The professor warned the girls to run up the trail while she prepared to confront the grizzly with a can of bear spray and a walking stick. The stinging, stinking bear spray should have demoralized the bear (as advertised), but not this one.
The professor smacked the grizzly’s head with her wooden cane. It shattered, and she threw packages of macaroni and cheese at the bear, hoping to distract it with anything other than her. Suddenly her nieces screamed. They had seen another grizzly! The girls rejoined their aunt and all three huddled close as they hiked slowly toward the trailhead.
The aggressive cub retreated, sizing up the frightened trio, then “false” charged them—again and again—for nearly a mile. The grizzly finally lost interest and the teacher and her terrified nieces found safety inside a lodge.
What will these two girls remember when they think about their visit to Alaska?
Sometimes a particular scene splashes across our minds over and over—a tragedy or traumatic experience—and we have a choice: Relive it, or neglect it.
Thanking God for his presence even while memories stalk us, ignites our eternal perspective that delivers peace, where no peace is possible. Jesus promises never to forsake us—not during an unpleasant experience and not when we are reminded.
And many times the omniscient Holy Spirit illuminates the “good” along our bitter trails that we may have forgotten.
Like the courage of a level-headed aunt.
II Timothy 1:7
For God has not given us a spirit of fear, but of power, and of love and of a sound mind.

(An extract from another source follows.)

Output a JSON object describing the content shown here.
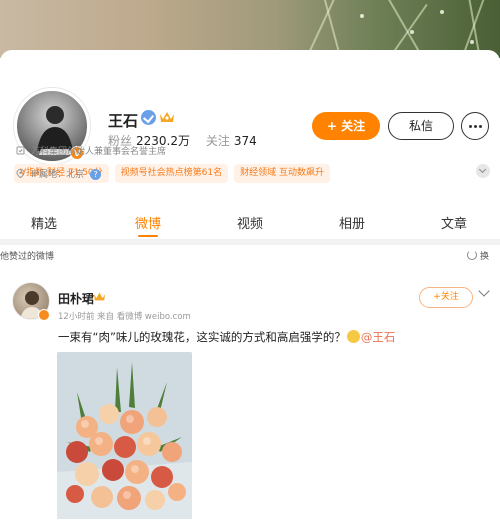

Jesus, thank you for being present in all of my thoughts. Help me neglect memories that distract me from believing your truth.